>>>
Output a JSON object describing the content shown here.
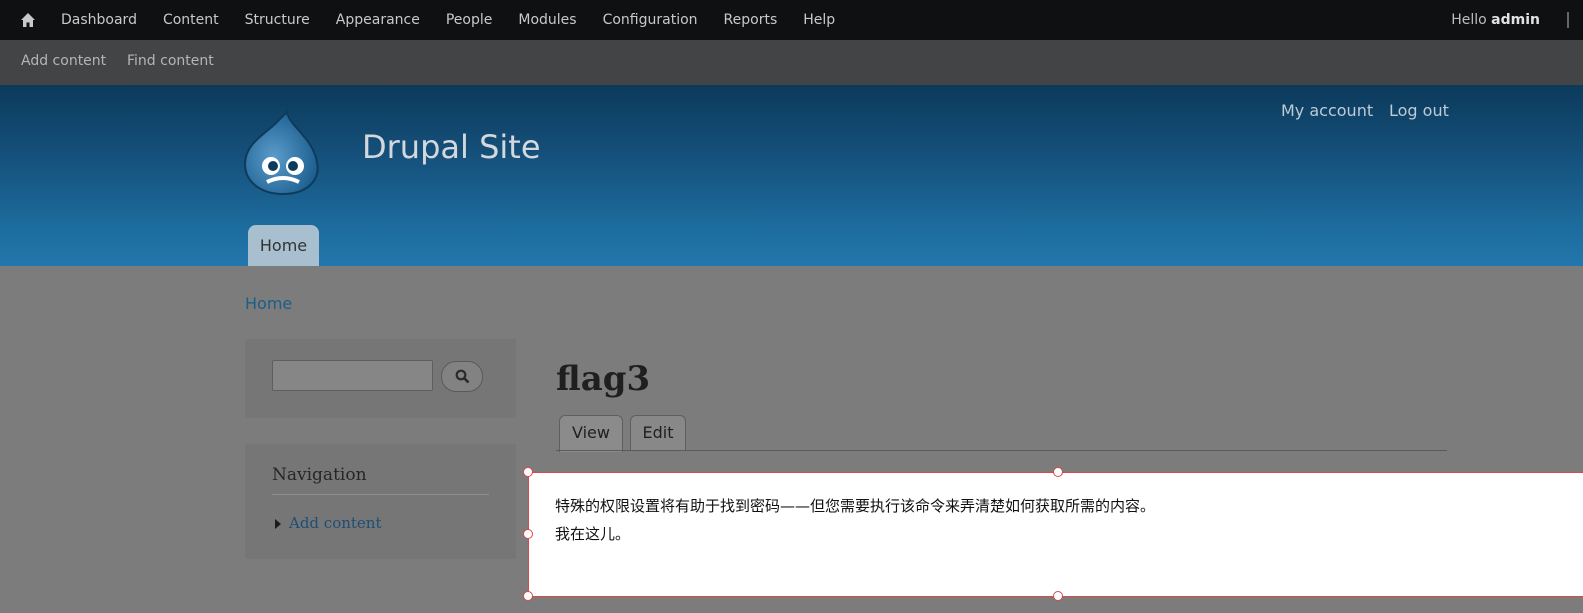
{
  "toolbar": {
    "menu": [
      "Dashboard",
      "Content",
      "Structure",
      "Appearance",
      "People",
      "Modules",
      "Configuration",
      "Reports",
      "Help"
    ],
    "hello_prefix": "Hello",
    "username": "admin"
  },
  "shortcuts": {
    "add_content": "Add content",
    "find_content": "Find content"
  },
  "header": {
    "site_name": "Drupal Site",
    "my_account": "My account",
    "log_out": "Log out",
    "primary_tab": "Home"
  },
  "breadcrumb": "Home",
  "sidebar": {
    "search_value": "",
    "navigation_title": "Navigation",
    "navigation_link": "Add content"
  },
  "content": {
    "title": "flag3",
    "tabs": [
      "View",
      "Edit"
    ],
    "body_line1": "特殊的权限设置将有助于找到密码——但您需要执行该命令来弄清楚如何获取所需的内容。",
    "body_line2": "我在这儿。"
  },
  "colors": {
    "toolbar_bg": "#0f1012",
    "header_blue": "#2277ac",
    "editor_border": "#d84a4a"
  }
}
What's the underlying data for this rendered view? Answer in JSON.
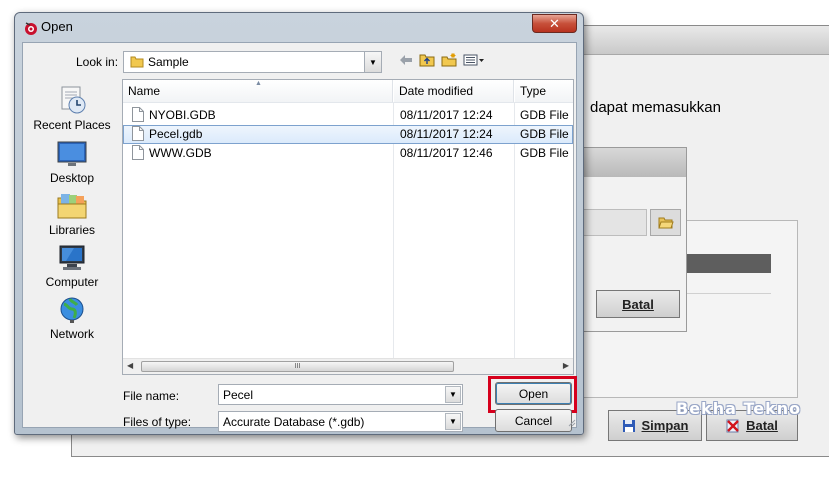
{
  "background_window": {
    "text_fragment": "dapat memasukkan",
    "batal_small_label": "Batal",
    "simpan_label": "Simpan",
    "batal_label": "Batal",
    "watermark": "Bekha Tekno"
  },
  "dialog": {
    "title": "Open",
    "close_glyph": "✕",
    "look_in": {
      "label": "Look in:",
      "value": "Sample"
    },
    "places": [
      {
        "label": "Recent Places",
        "icon": "recent-places-icon"
      },
      {
        "label": "Desktop",
        "icon": "desktop-icon"
      },
      {
        "label": "Libraries",
        "icon": "libraries-icon"
      },
      {
        "label": "Computer",
        "icon": "computer-icon"
      },
      {
        "label": "Network",
        "icon": "network-icon"
      }
    ],
    "columns": {
      "name": "Name",
      "date_modified": "Date modified",
      "type": "Type"
    },
    "files": [
      {
        "name": "NYOBI.GDB",
        "date": "08/11/2017 12:24",
        "type": "GDB File"
      },
      {
        "name": "Pecel.gdb",
        "date": "08/11/2017 12:24",
        "type": "GDB File",
        "selected": true
      },
      {
        "name": "WWW.GDB",
        "date": "08/11/2017 12:46",
        "type": "GDB File"
      }
    ],
    "scroll_grip": "III",
    "file_name": {
      "label": "File name:",
      "value": "Pecel"
    },
    "files_of_type": {
      "label": "Files of type:",
      "value": "Accurate Database (*.gdb)"
    },
    "open_label": "Open",
    "cancel_label": "Cancel"
  },
  "colors": {
    "highlight_frame": "#d6001c",
    "selected_row": "#dbeafb",
    "close_button": "#c7503a"
  }
}
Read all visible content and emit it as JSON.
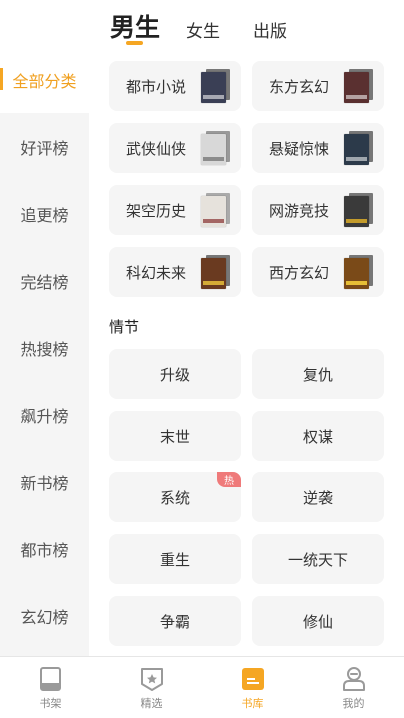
{
  "top_tabs": {
    "main": "男生",
    "female": "女生",
    "publish": "出版"
  },
  "sidebar": {
    "items": [
      {
        "label": "全部分类",
        "active": true
      },
      {
        "label": "好评榜"
      },
      {
        "label": "追更榜"
      },
      {
        "label": "完结榜"
      },
      {
        "label": "热搜榜"
      },
      {
        "label": "飙升榜"
      },
      {
        "label": "新书榜"
      },
      {
        "label": "都市榜"
      },
      {
        "label": "玄幻榜"
      }
    ]
  },
  "categories": [
    {
      "label": "都市小说",
      "cover_color": "#3a3f55"
    },
    {
      "label": "东方玄幻",
      "cover_color": "#5a3030"
    },
    {
      "label": "武侠仙侠",
      "cover_color": "#d8d8d8"
    },
    {
      "label": "悬疑惊悚",
      "cover_color": "#2c3a4a"
    },
    {
      "label": "架空历史",
      "cover_color": "#e6e2dc"
    },
    {
      "label": "网游竞技",
      "cover_color": "#3a3a3a"
    },
    {
      "label": "科幻未来",
      "cover_color": "#6a3a20"
    },
    {
      "label": "西方玄幻",
      "cover_color": "#7a4a18"
    }
  ],
  "plot_section": {
    "title": "情节",
    "items": [
      {
        "label": "升级"
      },
      {
        "label": "复仇"
      },
      {
        "label": "末世"
      },
      {
        "label": "权谋"
      },
      {
        "label": "系统",
        "badge": "热"
      },
      {
        "label": "逆袭"
      },
      {
        "label": "重生"
      },
      {
        "label": "一统天下"
      },
      {
        "label": "争霸"
      },
      {
        "label": "修仙"
      }
    ]
  },
  "bottom_nav": {
    "items": [
      {
        "label": "书架",
        "icon": "bookshelf-icon"
      },
      {
        "label": "精选",
        "icon": "featured-icon"
      },
      {
        "label": "书库",
        "icon": "library-icon",
        "active": true
      },
      {
        "label": "我的",
        "icon": "profile-icon"
      }
    ]
  },
  "colors": {
    "accent": "#f5a623",
    "sidebar_bg": "#f5f5f5",
    "card_bg": "#f5f5f5",
    "hot_badge": "#ef7a7a"
  }
}
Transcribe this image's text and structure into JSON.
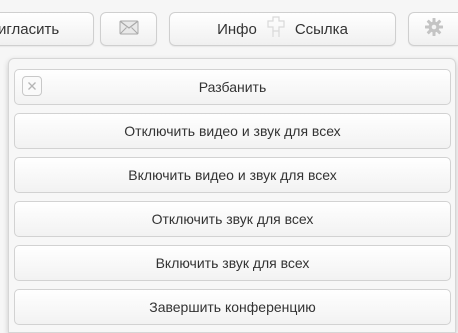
{
  "toolbar": {
    "invite_label": "игласить",
    "mail_icon": "envelope-icon",
    "info_label": "Инфо",
    "link_label": "Ссылка",
    "puzzle_icon": "puzzle-icon",
    "settings_icon": "gear-icon"
  },
  "menu": {
    "close_icon": "close-icon",
    "unban_label": "Разбанить",
    "items": [
      {
        "label": "Отключить видео и звук для всех"
      },
      {
        "label": "Включить видео и звук для всех"
      },
      {
        "label": "Отключить звук для всех"
      },
      {
        "label": "Включить звук для всех"
      },
      {
        "label": "Завершить конференцию"
      }
    ]
  },
  "colors": {
    "background": "#f6f6f6",
    "button_border": "#cfcfcf",
    "text": "#333333"
  }
}
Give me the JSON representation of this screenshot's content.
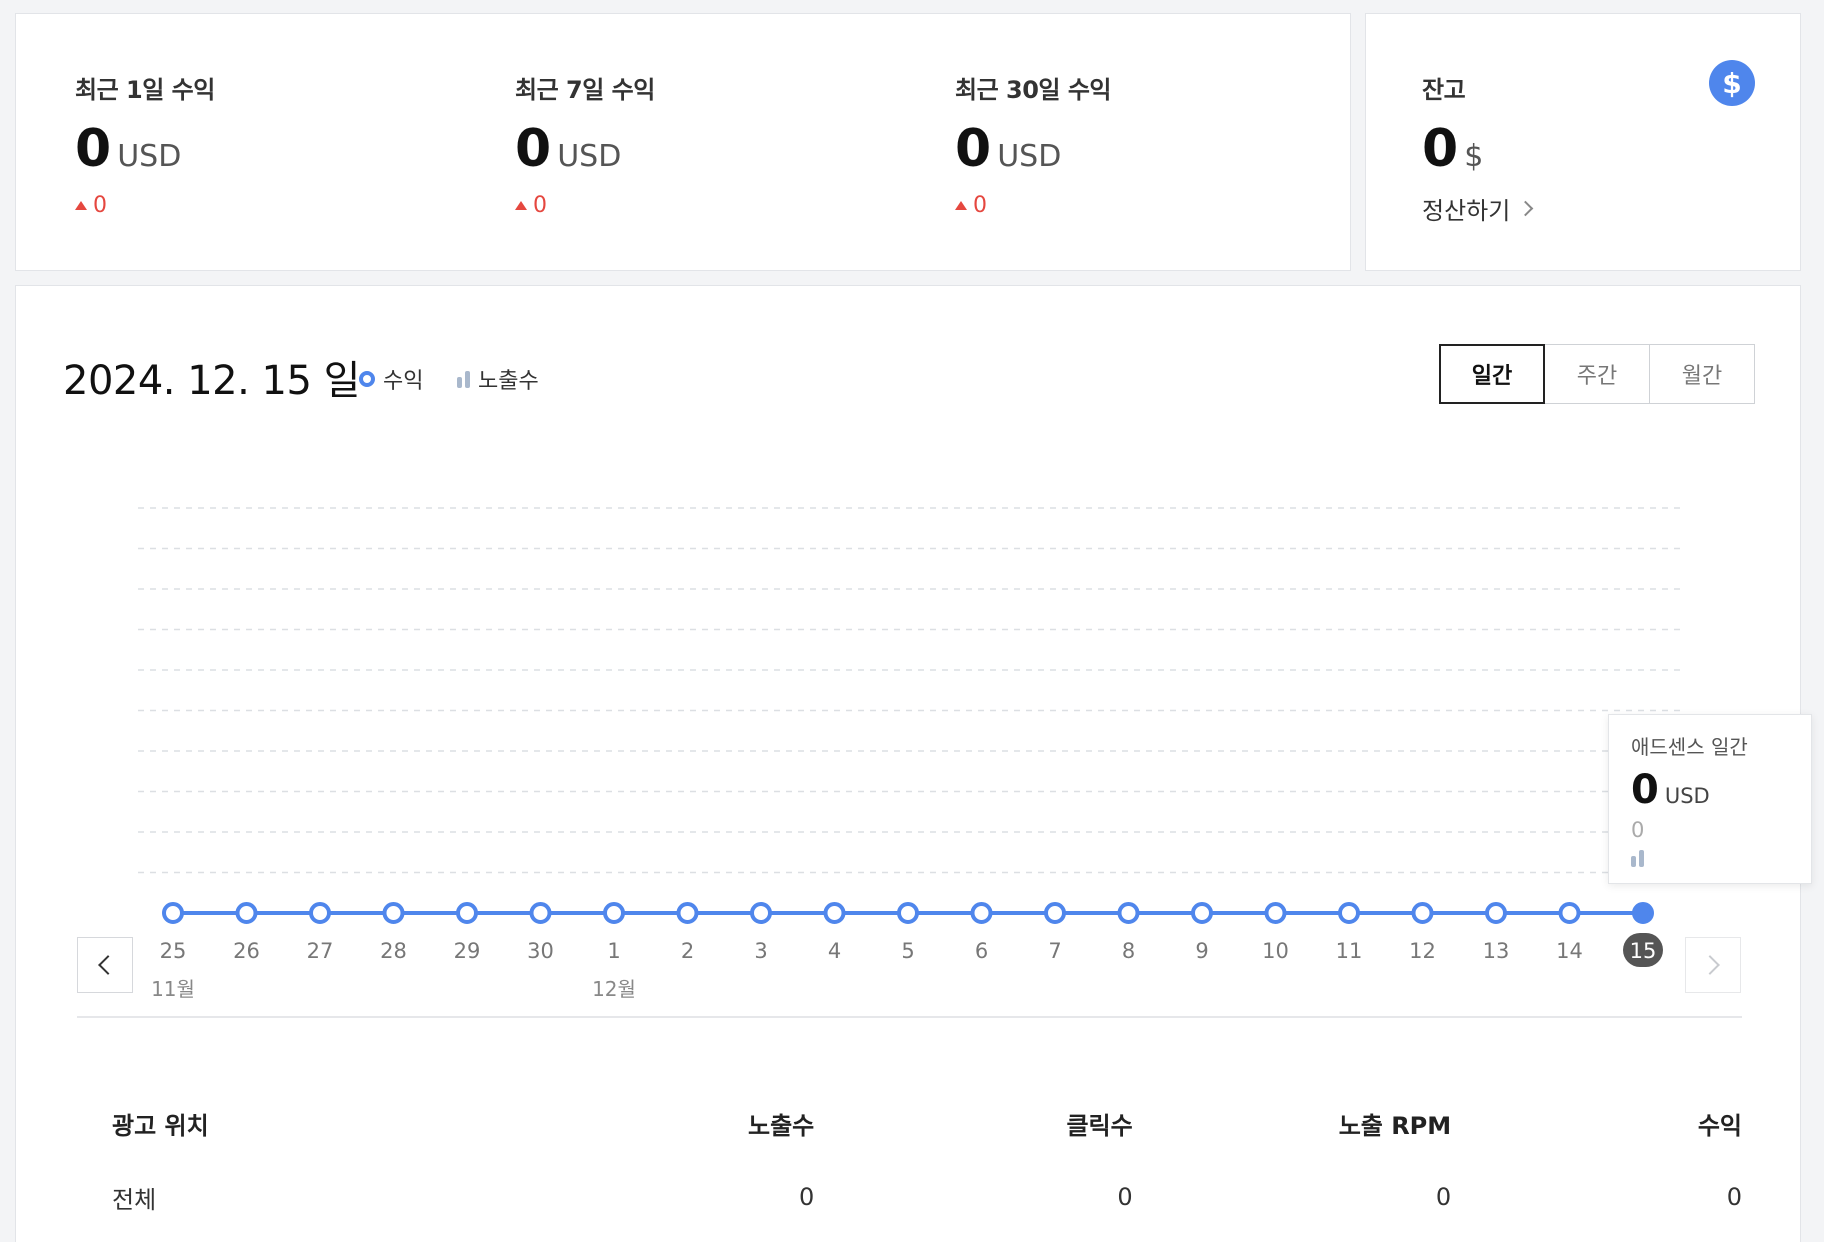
{
  "summary": {
    "stats": [
      {
        "label": "최근 1일 수익",
        "value": "0",
        "unit": "USD",
        "change": "0"
      },
      {
        "label": "최근 7일 수익",
        "value": "0",
        "unit": "USD",
        "change": "0"
      },
      {
        "label": "최근 30일 수익",
        "value": "0",
        "unit": "USD",
        "change": "0"
      }
    ]
  },
  "balance": {
    "label": "잔고",
    "value": "0",
    "unit": "$",
    "icon": "dollar-icon",
    "icon_glyph": "$",
    "settle_label": "정산하기"
  },
  "chart": {
    "date_title": "2024. 12. 15 일",
    "legend": {
      "revenue": "수익",
      "impressions": "노출수"
    },
    "tabs": {
      "daily": "일간",
      "weekly": "주간",
      "monthly": "월간",
      "active": "daily"
    },
    "tooltip": {
      "title": "애드센스 일간",
      "value": "0",
      "unit": "USD",
      "impressions": "0"
    },
    "month_labels": {
      "nov": "11월",
      "dec": "12월"
    },
    "accent_color": "#4f86ec"
  },
  "chart_data": {
    "type": "line",
    "x": [
      "25",
      "26",
      "27",
      "28",
      "29",
      "30",
      "1",
      "2",
      "3",
      "4",
      "5",
      "6",
      "7",
      "8",
      "9",
      "10",
      "11",
      "12",
      "13",
      "14",
      "15"
    ],
    "series": [
      {
        "name": "수익",
        "values": [
          0,
          0,
          0,
          0,
          0,
          0,
          0,
          0,
          0,
          0,
          0,
          0,
          0,
          0,
          0,
          0,
          0,
          0,
          0,
          0,
          0
        ]
      }
    ],
    "selected_x": "15",
    "grid": true
  },
  "table": {
    "headers": [
      "광고 위치",
      "노출수",
      "클릭수",
      "노출 RPM",
      "수익"
    ],
    "rows": [
      [
        "전체",
        "0",
        "0",
        "0",
        "0"
      ]
    ]
  }
}
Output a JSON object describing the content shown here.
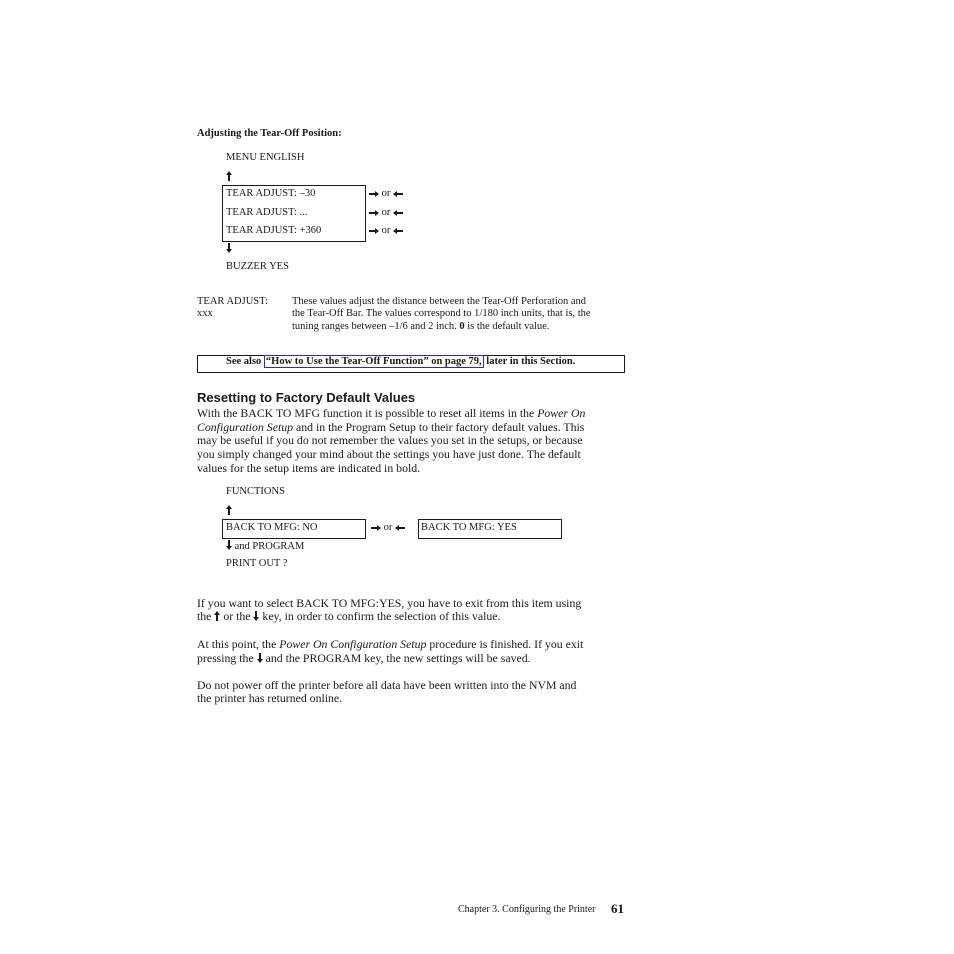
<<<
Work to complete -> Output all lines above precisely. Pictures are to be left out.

Answer ->
Output a JSON object describing the content shown here.
{
  "toolbar": {
    "menu": [
      "Dashboard",
      "Content",
      "Structure",
      "Appearance",
      "People",
      "Modules",
      "Configuration",
      "Reports",
      "Help"
    ],
    "hello_prefix": "Hello",
    "username": "admin"
  },
  "shortcuts": {
    "add_content": "Add content",
    "find_content": "Find content"
  },
  "header": {
    "site_name": "Drupal Site",
    "my_account": "My account",
    "log_out": "Log out",
    "primary_tab": "Home"
  },
  "breadcrumb": "Home",
  "sidebar": {
    "search_value": "",
    "navigation_title": "Navigation",
    "navigation_link": "Add content"
  },
  "content": {
    "title": "flag3",
    "tabs": [
      "View",
      "Edit"
    ],
    "body_line1": "特殊的权限设置将有助于找到密码——但您需要执行该命令来弄清楚如何获取所需的内容。",
    "body_line2": "我在这儿。"
  },
  "colors": {
    "toolbar_bg": "#0f1012",
    "header_blue": "#2277ac",
    "editor_border": "#d84a4a"
  }
}
What's the underlying data for this rendered view? Answer in JSON.
{
  "background_window": {
    "text_fragment": "dapat memasukkan",
    "batal_small_label": "Batal",
    "simpan_label": "Simpan",
    "batal_label": "Batal",
    "watermark": "Bekha Tekno"
  },
  "dialog": {
    "title": "Open",
    "close_glyph": "✕",
    "look_in": {
      "label": "Look in:",
      "value": "Sample"
    },
    "places": [
      {
        "label": "Recent Places",
        "icon": "recent-places-icon"
      },
      {
        "label": "Desktop",
        "icon": "desktop-icon"
      },
      {
        "label": "Libraries",
        "icon": "libraries-icon"
      },
      {
        "label": "Computer",
        "icon": "computer-icon"
      },
      {
        "label": "Network",
        "icon": "network-icon"
      }
    ],
    "columns": {
      "name": "Name",
      "date_modified": "Date modified",
      "type": "Type"
    },
    "files": [
      {
        "name": "NYOBI.GDB",
        "date": "08/11/2017 12:24",
        "type": "GDB File"
      },
      {
        "name": "Pecel.gdb",
        "date": "08/11/2017 12:24",
        "type": "GDB File",
        "selected": true
      },
      {
        "name": "WWW.GDB",
        "date": "08/11/2017 12:46",
        "type": "GDB File"
      }
    ],
    "scroll_grip": "III",
    "file_name": {
      "label": "File name:",
      "value": "Pecel"
    },
    "files_of_type": {
      "label": "Files of type:",
      "value": "Accurate Database (*.gdb)"
    },
    "open_label": "Open",
    "cancel_label": "Cancel"
  },
  "colors": {
    "highlight_frame": "#d6001c",
    "selected_row": "#dbeafb",
    "close_button": "#c7503a"
  }
}
Read all visible content and emit it as JSON.
{
  "top_tabs": {
    "main": "男生",
    "female": "女生",
    "publish": "出版"
  },
  "sidebar": {
    "items": [
      {
        "label": "全部分类",
        "active": true
      },
      {
        "label": "好评榜"
      },
      {
        "label": "追更榜"
      },
      {
        "label": "完结榜"
      },
      {
        "label": "热搜榜"
      },
      {
        "label": "飙升榜"
      },
      {
        "label": "新书榜"
      },
      {
        "label": "都市榜"
      },
      {
        "label": "玄幻榜"
      }
    ]
  },
  "categories": [
    {
      "label": "都市小说",
      "cover_color": "#3a3f55"
    },
    {
      "label": "东方玄幻",
      "cover_color": "#5a3030"
    },
    {
      "label": "武侠仙侠",
      "cover_color": "#d8d8d8"
    },
    {
      "label": "悬疑惊悚",
      "cover_color": "#2c3a4a"
    },
    {
      "label": "架空历史",
      "cover_color": "#e6e2dc"
    },
    {
      "label": "网游竞技",
      "cover_color": "#3a3a3a"
    },
    {
      "label": "科幻未来",
      "cover_color": "#6a3a20"
    },
    {
      "label": "西方玄幻",
      "cover_color": "#7a4a18"
    }
  ],
  "plot_section": {
    "title": "情节",
    "items": [
      {
        "label": "升级"
      },
      {
        "label": "复仇"
      },
      {
        "label": "末世"
      },
      {
        "label": "权谋"
      },
      {
        "label": "系统",
        "badge": "热"
      },
      {
        "label": "逆袭"
      },
      {
        "label": "重生"
      },
      {
        "label": "一统天下"
      },
      {
        "label": "争霸"
      },
      {
        "label": "修仙"
      }
    ]
  },
  "bottom_nav": {
    "items": [
      {
        "label": "书架",
        "icon": "bookshelf-icon"
      },
      {
        "label": "精选",
        "icon": "featured-icon"
      },
      {
        "label": "书库",
        "icon": "library-icon",
        "active": true
      },
      {
        "label": "我的",
        "icon": "profile-icon"
      }
    ]
  },
  "colors": {
    "accent": "#f5a623",
    "sidebar_bg": "#f5f5f5",
    "card_bg": "#f5f5f5",
    "hot_badge": "#ef7a7a"
  }
}
Transcribe this image's text and structure into JSON.
{
  "toolbar": {
    "invite_label": "игласить",
    "mail_icon": "envelope-icon",
    "info_label": "Инфо",
    "link_label": "Ссылка",
    "puzzle_icon": "puzzle-icon",
    "settings_icon": "gear-icon"
  },
  "menu": {
    "close_icon": "close-icon",
    "unban_label": "Разбанить",
    "items": [
      {
        "label": "Отключить видео и звук для всех"
      },
      {
        "label": "Включить видео и звук для всех"
      },
      {
        "label": "Отключить звук для всех"
      },
      {
        "label": "Включить звук для всех"
      },
      {
        "label": "Завершить конференцию"
      }
    ]
  },
  "colors": {
    "background": "#f6f6f6",
    "button_border": "#cfcfcf",
    "text": "#333333"
  }
}
Give me the JSON representation of this screenshot's content.
{
  "summary": {
    "stats": [
      {
        "label": "최근 1일 수익",
        "value": "0",
        "unit": "USD",
        "change": "0"
      },
      {
        "label": "최근 7일 수익",
        "value": "0",
        "unit": "USD",
        "change": "0"
      },
      {
        "label": "최근 30일 수익",
        "value": "0",
        "unit": "USD",
        "change": "0"
      }
    ]
  },
  "balance": {
    "label": "잔고",
    "value": "0",
    "unit": "$",
    "icon": "dollar-icon",
    "icon_glyph": "$",
    "settle_label": "정산하기"
  },
  "chart": {
    "date_title": "2024. 12. 15 일",
    "legend": {
      "revenue": "수익",
      "impressions": "노출수"
    },
    "tabs": {
      "daily": "일간",
      "weekly": "주간",
      "monthly": "월간",
      "active": "daily"
    },
    "tooltip": {
      "title": "애드센스 일간",
      "value": "0",
      "unit": "USD",
      "impressions": "0"
    },
    "month_labels": {
      "nov": "11월",
      "dec": "12월"
    },
    "accent_color": "#4f86ec"
  },
  "chart_data": {
    "type": "line",
    "x": [
      "25",
      "26",
      "27",
      "28",
      "29",
      "30",
      "1",
      "2",
      "3",
      "4",
      "5",
      "6",
      "7",
      "8",
      "9",
      "10",
      "11",
      "12",
      "13",
      "14",
      "15"
    ],
    "series": [
      {
        "name": "수익",
        "values": [
          0,
          0,
          0,
          0,
          0,
          0,
          0,
          0,
          0,
          0,
          0,
          0,
          0,
          0,
          0,
          0,
          0,
          0,
          0,
          0,
          0
        ]
      }
    ],
    "selected_x": "15",
    "grid": true
  },
  "table": {
    "headers": [
      "광고 위치",
      "노출수",
      "클릭수",
      "노출 RPM",
      "수익"
    ],
    "rows": [
      [
        "전체",
        "0",
        "0",
        "0",
        "0"
      ]
    ]
  }
}
Output a JSON object describing the content shown here.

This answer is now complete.